(Exercise input Opens)
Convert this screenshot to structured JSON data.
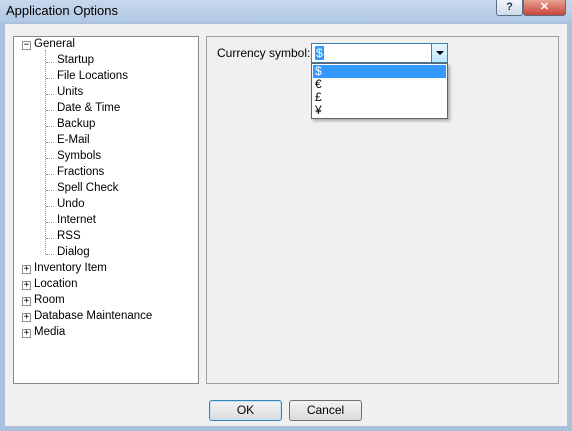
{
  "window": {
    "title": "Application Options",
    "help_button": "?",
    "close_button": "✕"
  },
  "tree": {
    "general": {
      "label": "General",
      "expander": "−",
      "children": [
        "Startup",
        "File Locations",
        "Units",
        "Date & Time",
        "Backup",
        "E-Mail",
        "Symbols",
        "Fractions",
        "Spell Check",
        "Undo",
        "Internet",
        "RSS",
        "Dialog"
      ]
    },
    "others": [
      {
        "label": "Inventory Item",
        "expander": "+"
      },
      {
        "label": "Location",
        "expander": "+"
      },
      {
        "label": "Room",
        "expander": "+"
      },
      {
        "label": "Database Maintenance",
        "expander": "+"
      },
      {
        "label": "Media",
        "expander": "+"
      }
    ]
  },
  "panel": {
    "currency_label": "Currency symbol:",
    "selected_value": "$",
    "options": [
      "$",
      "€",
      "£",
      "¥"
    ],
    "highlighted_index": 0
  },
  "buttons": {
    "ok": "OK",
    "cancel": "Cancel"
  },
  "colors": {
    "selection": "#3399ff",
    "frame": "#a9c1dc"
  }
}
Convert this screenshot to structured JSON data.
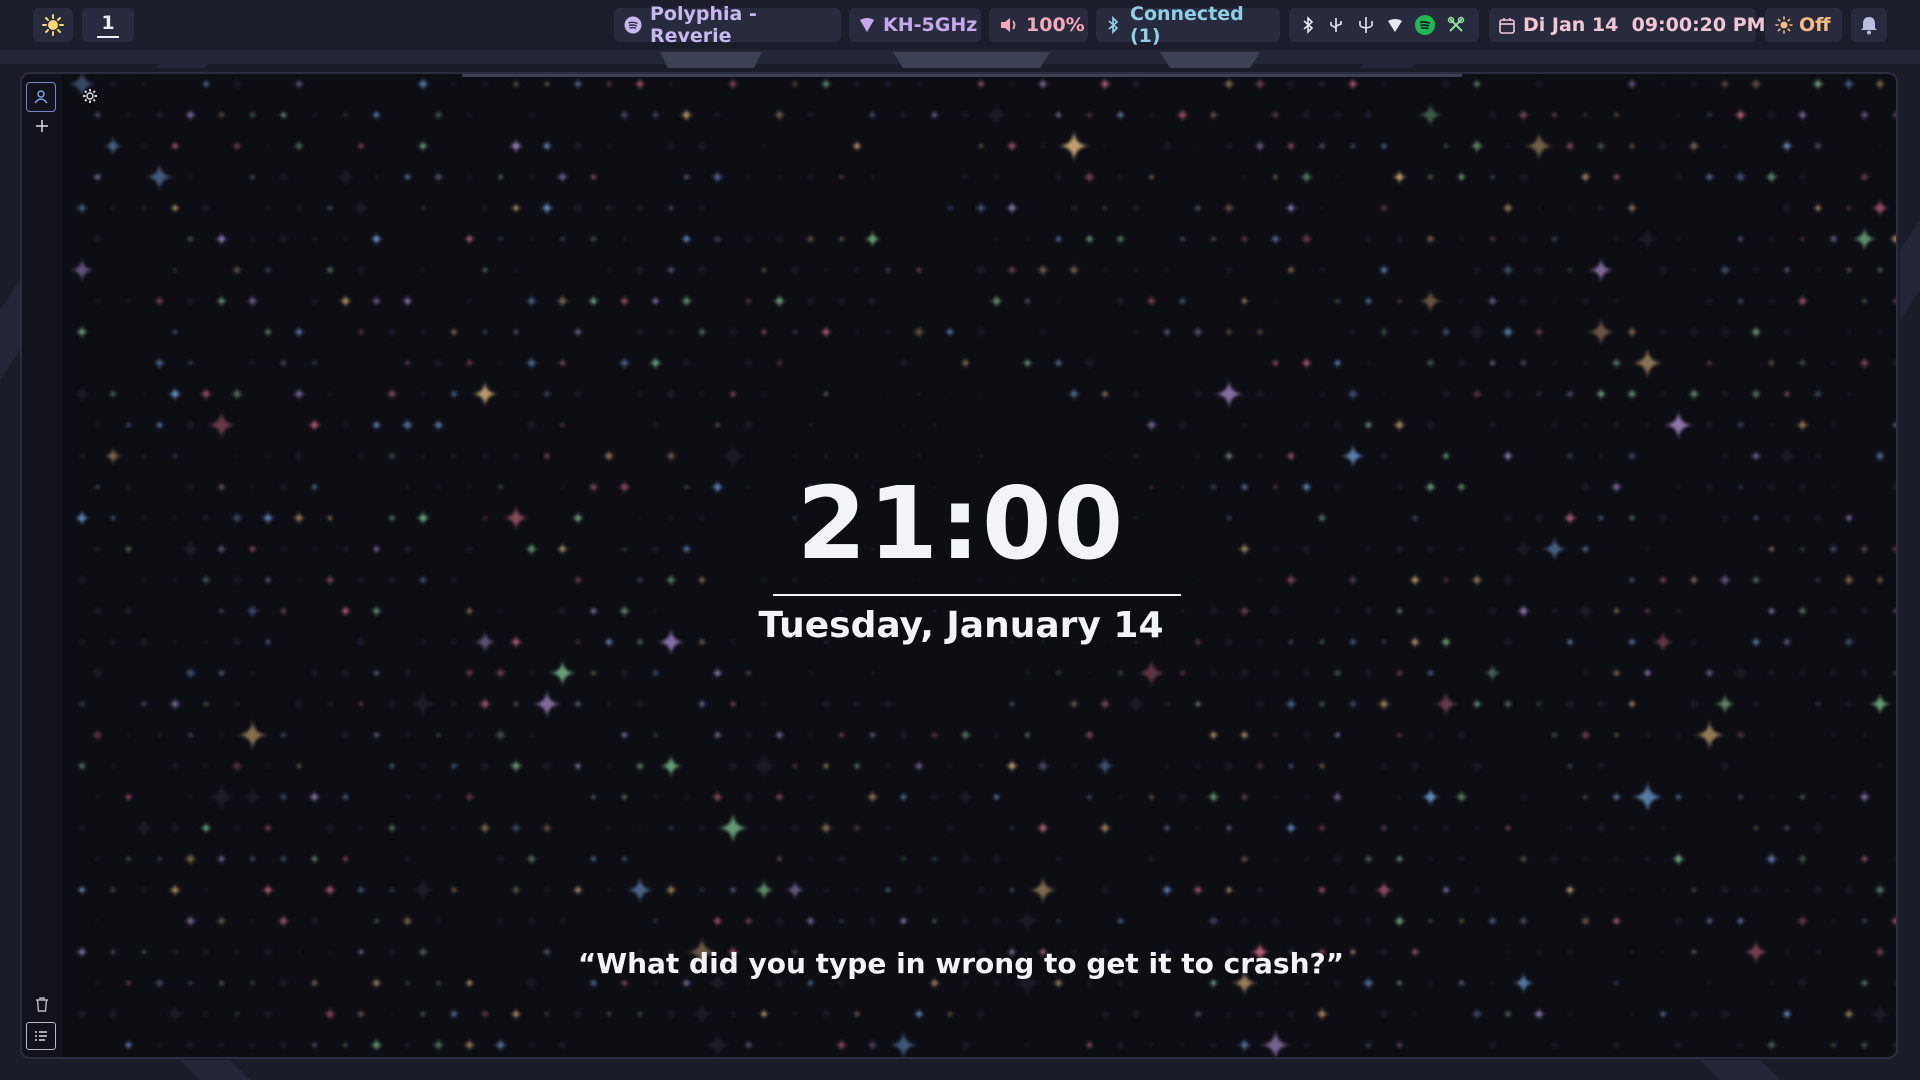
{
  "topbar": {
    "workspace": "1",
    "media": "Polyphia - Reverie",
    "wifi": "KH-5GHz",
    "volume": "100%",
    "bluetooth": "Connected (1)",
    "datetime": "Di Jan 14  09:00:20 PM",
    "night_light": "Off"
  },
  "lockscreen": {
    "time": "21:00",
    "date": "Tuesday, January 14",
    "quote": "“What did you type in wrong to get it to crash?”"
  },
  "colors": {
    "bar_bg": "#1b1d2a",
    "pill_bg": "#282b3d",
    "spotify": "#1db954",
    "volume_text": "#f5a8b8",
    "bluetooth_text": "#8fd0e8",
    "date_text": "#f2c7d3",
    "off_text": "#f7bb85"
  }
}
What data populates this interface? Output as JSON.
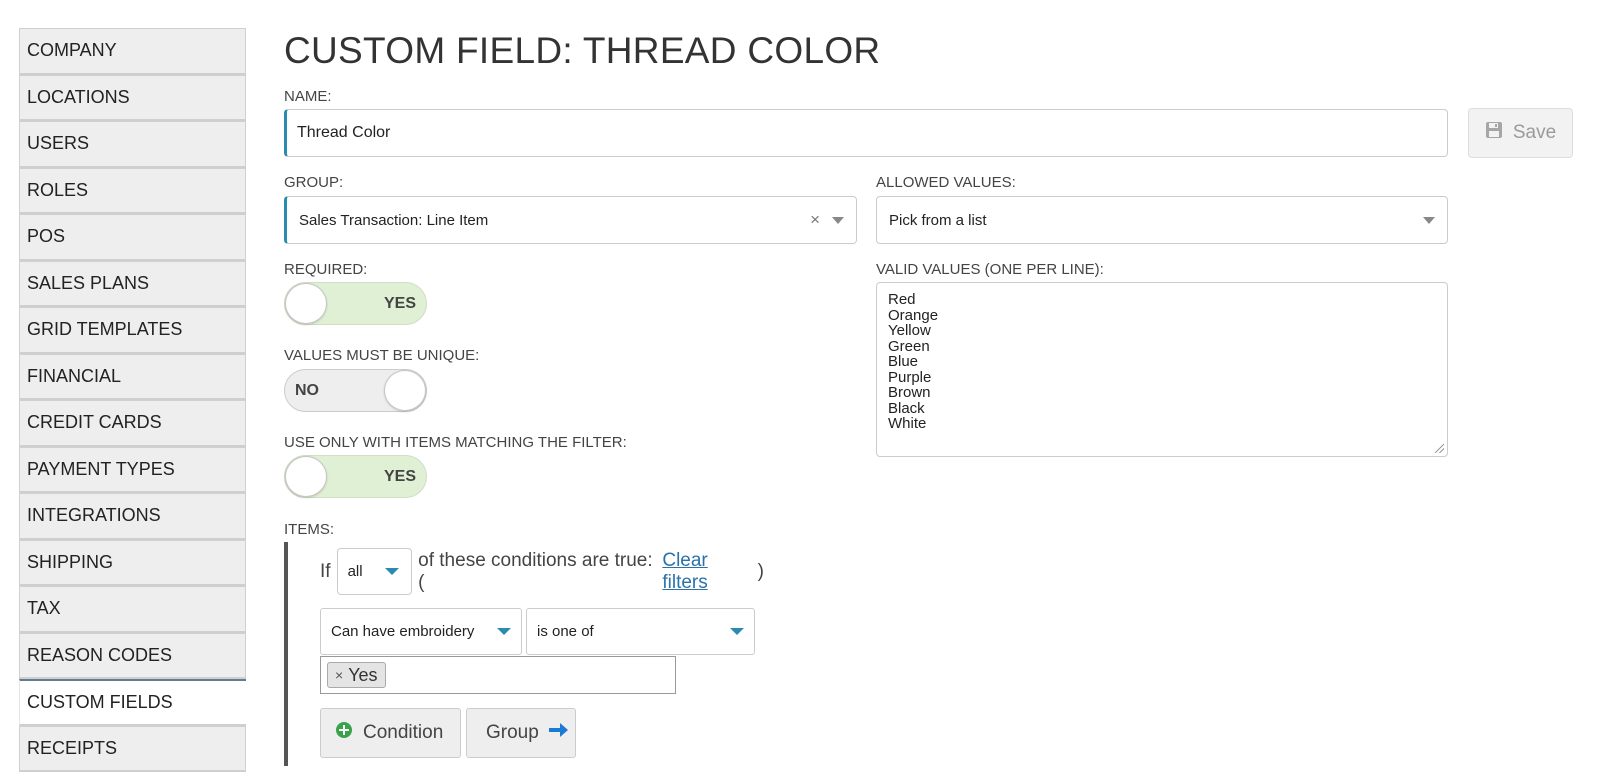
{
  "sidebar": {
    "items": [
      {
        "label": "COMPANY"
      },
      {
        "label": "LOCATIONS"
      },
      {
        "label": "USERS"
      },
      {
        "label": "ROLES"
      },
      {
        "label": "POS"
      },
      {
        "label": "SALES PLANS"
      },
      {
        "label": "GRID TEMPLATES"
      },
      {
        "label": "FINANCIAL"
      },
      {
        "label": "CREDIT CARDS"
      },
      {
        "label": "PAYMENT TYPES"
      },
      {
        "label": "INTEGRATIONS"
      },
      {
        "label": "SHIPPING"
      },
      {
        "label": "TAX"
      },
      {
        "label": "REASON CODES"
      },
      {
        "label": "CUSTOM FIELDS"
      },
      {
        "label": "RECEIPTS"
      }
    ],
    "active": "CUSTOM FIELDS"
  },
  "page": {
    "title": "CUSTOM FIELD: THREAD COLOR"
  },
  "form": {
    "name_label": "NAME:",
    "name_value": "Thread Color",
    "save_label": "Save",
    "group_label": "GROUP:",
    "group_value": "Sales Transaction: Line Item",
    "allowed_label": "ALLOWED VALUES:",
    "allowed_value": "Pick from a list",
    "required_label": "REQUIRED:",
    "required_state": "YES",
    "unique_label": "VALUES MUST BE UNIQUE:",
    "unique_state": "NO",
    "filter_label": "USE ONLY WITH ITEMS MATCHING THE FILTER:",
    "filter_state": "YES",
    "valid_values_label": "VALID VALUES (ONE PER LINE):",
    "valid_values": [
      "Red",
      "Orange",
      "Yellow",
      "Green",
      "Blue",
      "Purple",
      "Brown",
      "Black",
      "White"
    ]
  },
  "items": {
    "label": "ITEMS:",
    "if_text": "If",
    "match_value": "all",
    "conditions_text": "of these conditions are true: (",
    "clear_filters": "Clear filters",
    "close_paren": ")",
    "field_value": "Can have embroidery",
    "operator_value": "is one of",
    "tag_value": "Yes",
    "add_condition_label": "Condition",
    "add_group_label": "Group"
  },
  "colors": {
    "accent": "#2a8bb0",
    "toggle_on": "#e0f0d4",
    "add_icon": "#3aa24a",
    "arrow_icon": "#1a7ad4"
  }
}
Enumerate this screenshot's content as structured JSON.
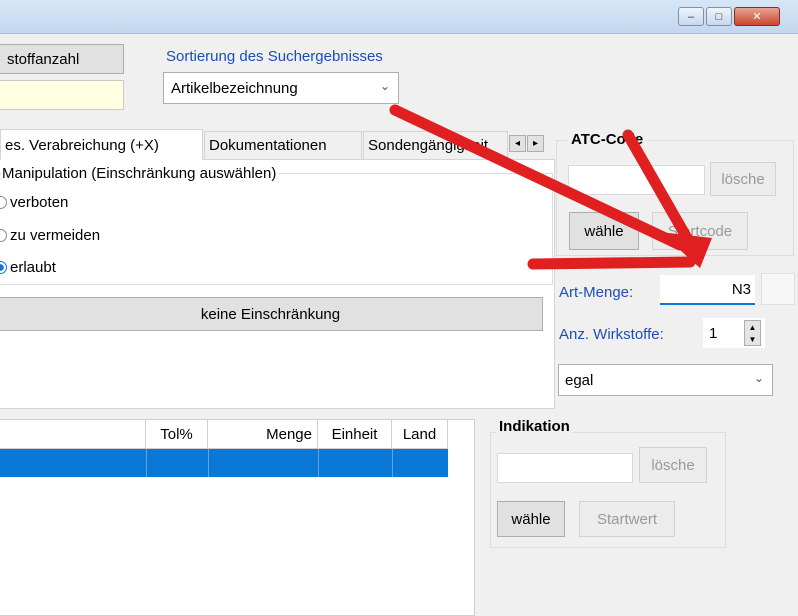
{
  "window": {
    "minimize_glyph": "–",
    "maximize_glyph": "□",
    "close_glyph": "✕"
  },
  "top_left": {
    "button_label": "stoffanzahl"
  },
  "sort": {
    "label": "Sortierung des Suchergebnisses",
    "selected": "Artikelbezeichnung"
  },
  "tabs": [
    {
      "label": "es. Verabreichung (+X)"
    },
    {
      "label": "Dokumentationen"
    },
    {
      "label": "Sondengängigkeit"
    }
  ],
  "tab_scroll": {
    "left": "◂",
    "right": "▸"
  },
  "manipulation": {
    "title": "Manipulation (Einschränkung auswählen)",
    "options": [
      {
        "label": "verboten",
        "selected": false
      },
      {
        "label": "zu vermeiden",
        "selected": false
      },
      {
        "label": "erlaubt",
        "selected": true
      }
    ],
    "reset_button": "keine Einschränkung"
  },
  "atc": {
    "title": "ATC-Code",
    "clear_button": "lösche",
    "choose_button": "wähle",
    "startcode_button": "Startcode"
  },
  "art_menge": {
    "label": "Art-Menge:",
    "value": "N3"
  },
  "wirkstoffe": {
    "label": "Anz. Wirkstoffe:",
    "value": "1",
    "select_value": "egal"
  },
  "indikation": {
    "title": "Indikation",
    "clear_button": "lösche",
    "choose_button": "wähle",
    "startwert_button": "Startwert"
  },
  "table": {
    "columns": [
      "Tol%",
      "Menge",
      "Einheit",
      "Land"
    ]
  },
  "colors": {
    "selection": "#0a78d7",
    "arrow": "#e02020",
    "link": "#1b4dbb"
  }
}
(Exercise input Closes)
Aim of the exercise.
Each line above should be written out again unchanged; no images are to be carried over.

Response.
Convert this screenshot to structured JSON data.
{
  "window": {
    "title": "Application Options",
    "help_button": "?",
    "close_button": "✕"
  },
  "tree": {
    "general": {
      "label": "General",
      "expander": "−",
      "children": [
        "Startup",
        "File Locations",
        "Units",
        "Date & Time",
        "Backup",
        "E-Mail",
        "Symbols",
        "Fractions",
        "Spell Check",
        "Undo",
        "Internet",
        "RSS",
        "Dialog"
      ]
    },
    "others": [
      {
        "label": "Inventory Item",
        "expander": "+"
      },
      {
        "label": "Location",
        "expander": "+"
      },
      {
        "label": "Room",
        "expander": "+"
      },
      {
        "label": "Database Maintenance",
        "expander": "+"
      },
      {
        "label": "Media",
        "expander": "+"
      }
    ]
  },
  "panel": {
    "currency_label": "Currency symbol:",
    "selected_value": "$",
    "options": [
      "$",
      "€",
      "£",
      "¥"
    ],
    "highlighted_index": 0
  },
  "buttons": {
    "ok": "OK",
    "cancel": "Cancel"
  },
  "colors": {
    "selection": "#3399ff",
    "frame": "#a9c1dc"
  }
}
Convert this screenshot to structured JSON data.
{
  "topbar": {
    "workspace": "1",
    "media": "Polyphia - Reverie",
    "wifi": "KH-5GHz",
    "volume": "100%",
    "bluetooth": "Connected (1)",
    "datetime": "Di Jan 14  09:00:20 PM",
    "night_light": "Off"
  },
  "lockscreen": {
    "time": "21:00",
    "date": "Tuesday, January 14",
    "quote": "“What did you type in wrong to get it to crash?”"
  },
  "colors": {
    "bar_bg": "#1b1d2a",
    "pill_bg": "#282b3d",
    "spotify": "#1db954",
    "volume_text": "#f5a8b8",
    "bluetooth_text": "#8fd0e8",
    "date_text": "#f2c7d3",
    "off_text": "#f7bb85"
  }
}
What data populates this interface? Output as JSON.
{
  "sidebar": {
    "items": [
      {
        "label": "COMPANY"
      },
      {
        "label": "LOCATIONS"
      },
      {
        "label": "USERS"
      },
      {
        "label": "ROLES"
      },
      {
        "label": "POS"
      },
      {
        "label": "SALES PLANS"
      },
      {
        "label": "GRID TEMPLATES"
      },
      {
        "label": "FINANCIAL"
      },
      {
        "label": "CREDIT CARDS"
      },
      {
        "label": "PAYMENT TYPES"
      },
      {
        "label": "INTEGRATIONS"
      },
      {
        "label": "SHIPPING"
      },
      {
        "label": "TAX"
      },
      {
        "label": "REASON CODES"
      },
      {
        "label": "CUSTOM FIELDS"
      },
      {
        "label": "RECEIPTS"
      }
    ],
    "active": "CUSTOM FIELDS"
  },
  "page": {
    "title": "CUSTOM FIELD: THREAD COLOR"
  },
  "form": {
    "name_label": "NAME:",
    "name_value": "Thread Color",
    "save_label": "Save",
    "group_label": "GROUP:",
    "group_value": "Sales Transaction: Line Item",
    "allowed_label": "ALLOWED VALUES:",
    "allowed_value": "Pick from a list",
    "required_label": "REQUIRED:",
    "required_state": "YES",
    "unique_label": "VALUES MUST BE UNIQUE:",
    "unique_state": "NO",
    "filter_label": "USE ONLY WITH ITEMS MATCHING THE FILTER:",
    "filter_state": "YES",
    "valid_values_label": "VALID VALUES (ONE PER LINE):",
    "valid_values": [
      "Red",
      "Orange",
      "Yellow",
      "Green",
      "Blue",
      "Purple",
      "Brown",
      "Black",
      "White"
    ]
  },
  "items": {
    "label": "ITEMS:",
    "if_text": "If",
    "match_value": "all",
    "conditions_text": "of these conditions are true: (",
    "clear_filters": "Clear filters",
    "close_paren": ")",
    "field_value": "Can have embroidery",
    "operator_value": "is one of",
    "tag_value": "Yes",
    "add_condition_label": "Condition",
    "add_group_label": "Group"
  },
  "colors": {
    "accent": "#2a8bb0",
    "toggle_on": "#e0f0d4",
    "add_icon": "#3aa24a",
    "arrow_icon": "#1a7ad4"
  }
}
Enumerate this screenshot's content as structured JSON.
{
  "window": {
    "minimize_glyph": "–",
    "maximize_glyph": "□",
    "close_glyph": "✕"
  },
  "top_left": {
    "button_label": "stoffanzahl"
  },
  "sort": {
    "label": "Sortierung des Suchergebnisses",
    "selected": "Artikelbezeichnung"
  },
  "tabs": [
    {
      "label": "es. Verabreichung (+X)"
    },
    {
      "label": "Dokumentationen"
    },
    {
      "label": "Sondengängigkeit"
    }
  ],
  "tab_scroll": {
    "left": "◂",
    "right": "▸"
  },
  "manipulation": {
    "title": "Manipulation (Einschränkung auswählen)",
    "options": [
      {
        "label": "verboten",
        "selected": false
      },
      {
        "label": "zu vermeiden",
        "selected": false
      },
      {
        "label": "erlaubt",
        "selected": true
      }
    ],
    "reset_button": "keine Einschränkung"
  },
  "atc": {
    "title": "ATC-Code",
    "clear_button": "lösche",
    "choose_button": "wähle",
    "startcode_button": "Startcode"
  },
  "art_menge": {
    "label": "Art-Menge:",
    "value": "N3"
  },
  "wirkstoffe": {
    "label": "Anz. Wirkstoffe:",
    "value": "1",
    "select_value": "egal"
  },
  "indikation": {
    "title": "Indikation",
    "clear_button": "lösche",
    "choose_button": "wähle",
    "startwert_button": "Startwert"
  },
  "table": {
    "columns": [
      "Tol%",
      "Menge",
      "Einheit",
      "Land"
    ]
  },
  "colors": {
    "selection": "#0a78d7",
    "arrow": "#e02020",
    "link": "#1b4dbb"
  }
}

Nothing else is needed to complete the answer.